◆ WHAT TO PRODUCE: Every entry below is to be copied exactly as written.

(MATERIAL FOR THIS EXERCISE)

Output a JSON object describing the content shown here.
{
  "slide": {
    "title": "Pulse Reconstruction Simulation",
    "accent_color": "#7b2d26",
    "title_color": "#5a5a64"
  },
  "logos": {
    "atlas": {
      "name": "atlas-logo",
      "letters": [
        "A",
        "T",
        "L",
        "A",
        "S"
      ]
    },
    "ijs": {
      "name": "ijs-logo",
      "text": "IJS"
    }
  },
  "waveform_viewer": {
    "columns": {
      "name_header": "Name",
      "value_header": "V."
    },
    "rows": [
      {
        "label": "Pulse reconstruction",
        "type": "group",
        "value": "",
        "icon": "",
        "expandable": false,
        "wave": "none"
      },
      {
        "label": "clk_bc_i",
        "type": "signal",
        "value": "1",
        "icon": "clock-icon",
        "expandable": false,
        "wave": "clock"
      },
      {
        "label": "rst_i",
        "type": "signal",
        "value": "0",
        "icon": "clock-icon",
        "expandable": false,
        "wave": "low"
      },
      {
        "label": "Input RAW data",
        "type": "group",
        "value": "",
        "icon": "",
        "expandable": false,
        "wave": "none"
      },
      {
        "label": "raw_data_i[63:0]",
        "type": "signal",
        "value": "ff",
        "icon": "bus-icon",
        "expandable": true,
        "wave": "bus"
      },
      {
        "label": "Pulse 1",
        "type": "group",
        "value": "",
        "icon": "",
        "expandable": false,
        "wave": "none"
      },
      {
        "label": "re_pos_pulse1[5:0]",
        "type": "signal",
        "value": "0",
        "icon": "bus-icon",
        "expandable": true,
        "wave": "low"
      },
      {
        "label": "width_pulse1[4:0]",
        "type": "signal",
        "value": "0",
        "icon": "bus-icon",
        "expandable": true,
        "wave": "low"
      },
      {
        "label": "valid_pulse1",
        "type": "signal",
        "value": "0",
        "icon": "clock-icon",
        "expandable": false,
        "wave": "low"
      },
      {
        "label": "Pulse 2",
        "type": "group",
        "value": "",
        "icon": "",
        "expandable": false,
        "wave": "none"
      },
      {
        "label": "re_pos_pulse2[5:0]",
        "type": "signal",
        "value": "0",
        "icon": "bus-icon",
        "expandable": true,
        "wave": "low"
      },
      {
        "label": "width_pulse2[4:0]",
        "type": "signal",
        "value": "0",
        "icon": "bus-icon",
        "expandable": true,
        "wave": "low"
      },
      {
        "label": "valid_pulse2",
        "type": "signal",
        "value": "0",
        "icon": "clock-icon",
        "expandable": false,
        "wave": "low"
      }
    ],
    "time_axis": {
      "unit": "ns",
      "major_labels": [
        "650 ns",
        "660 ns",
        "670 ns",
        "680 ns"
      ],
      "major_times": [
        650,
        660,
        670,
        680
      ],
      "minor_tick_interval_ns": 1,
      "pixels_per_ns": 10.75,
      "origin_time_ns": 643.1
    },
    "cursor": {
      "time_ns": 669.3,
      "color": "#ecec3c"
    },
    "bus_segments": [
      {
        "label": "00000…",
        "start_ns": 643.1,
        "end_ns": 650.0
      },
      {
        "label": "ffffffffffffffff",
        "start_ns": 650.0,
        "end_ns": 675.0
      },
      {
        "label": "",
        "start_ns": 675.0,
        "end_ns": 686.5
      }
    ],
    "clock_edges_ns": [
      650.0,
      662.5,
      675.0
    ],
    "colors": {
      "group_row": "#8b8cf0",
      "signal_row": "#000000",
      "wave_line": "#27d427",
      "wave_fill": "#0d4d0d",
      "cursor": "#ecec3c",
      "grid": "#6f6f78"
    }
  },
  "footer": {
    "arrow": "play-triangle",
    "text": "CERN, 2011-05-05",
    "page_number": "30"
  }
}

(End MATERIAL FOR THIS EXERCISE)

◆ RESULT OF THE TASK:
Output a JSON object describing the content shown here.
{
  "slide": {
    "title": "Pulse Reconstruction Simulation",
    "accent_color": "#7b2d26",
    "title_color": "#5a5a64"
  },
  "logos": {
    "atlas": {
      "name": "atlas-logo",
      "letters": [
        "A",
        "T",
        "L",
        "A",
        "S"
      ]
    },
    "ijs": {
      "name": "ijs-logo",
      "text": "IJS"
    }
  },
  "waveform_viewer": {
    "columns": {
      "name_header": "Name",
      "value_header": "V."
    },
    "rows": [
      {
        "label": "Pulse reconstruction",
        "type": "group",
        "value": "",
        "icon": "",
        "expandable": false,
        "wave": "none"
      },
      {
        "label": "clk_bc_i",
        "type": "signal",
        "value": "1",
        "icon": "clock-icon",
        "expandable": false,
        "wave": "clock"
      },
      {
        "label": "rst_i",
        "type": "signal",
        "value": "0",
        "icon": "clock-icon",
        "expandable": false,
        "wave": "low"
      },
      {
        "label": "Input RAW data",
        "type": "group",
        "value": "",
        "icon": "",
        "expandable": false,
        "wave": "none"
      },
      {
        "label": "raw_data_i[63:0]",
        "type": "signal",
        "value": "ff",
        "icon": "bus-icon",
        "expandable": true,
        "wave": "bus"
      },
      {
        "label": "Pulse 1",
        "type": "group",
        "value": "",
        "icon": "",
        "expandable": false,
        "wave": "none"
      },
      {
        "label": "re_pos_pulse1[5:0]",
        "type": "signal",
        "value": "0",
        "icon": "bus-icon",
        "expandable": true,
        "wave": "low"
      },
      {
        "label": "width_pulse1[4:0]",
        "type": "signal",
        "value": "0",
        "icon": "bus-icon",
        "expandable": true,
        "wave": "low"
      },
      {
        "label": "valid_pulse1",
        "type": "signal",
        "value": "0",
        "icon": "clock-icon",
        "expandable": false,
        "wave": "low"
      },
      {
        "label": "Pulse 2",
        "type": "group",
        "value": "",
        "icon": "",
        "expandable": false,
        "wave": "none"
      },
      {
        "label": "re_pos_pulse2[5:0]",
        "type": "signal",
        "value": "0",
        "icon": "bus-icon",
        "expandable": true,
        "wave": "low"
      },
      {
        "label": "width_pulse2[4:0]",
        "type": "signal",
        "value": "0",
        "icon": "bus-icon",
        "expandable": true,
        "wave": "low"
      },
      {
        "label": "valid_pulse2",
        "type": "signal",
        "value": "0",
        "icon": "clock-icon",
        "expandable": false,
        "wave": "low"
      }
    ],
    "time_axis": {
      "unit": "ns",
      "major_labels": [
        "650 ns",
        "660 ns",
        "670 ns",
        "680 ns"
      ],
      "major_times": [
        650,
        660,
        670,
        680
      ],
      "minor_tick_interval_ns": 1,
      "pixels_per_ns": 10.75,
      "origin_time_ns": 643.1
    },
    "cursor": {
      "time_ns": 669.3,
      "color": "#ecec3c"
    },
    "bus_segments": [
      {
        "label": "00000…",
        "start_ns": 643.1,
        "end_ns": 650.0
      },
      {
        "label": "ffffffffffffffff",
        "start_ns": 650.0,
        "end_ns": 675.0
      },
      {
        "label": "",
        "start_ns": 675.0,
        "end_ns": 686.5
      }
    ],
    "clock_edges_ns": [
      650.0,
      662.5,
      675.0
    ],
    "colors": {
      "group_row": "#8b8cf0",
      "signal_row": "#000000",
      "wave_line": "#27d427",
      "wave_fill": "#0d4d0d",
      "cursor": "#ecec3c",
      "grid": "#6f6f78"
    }
  },
  "footer": {
    "arrow": "play-triangle",
    "text": "CERN, 2011-05-05",
    "page_number": "30"
  }
}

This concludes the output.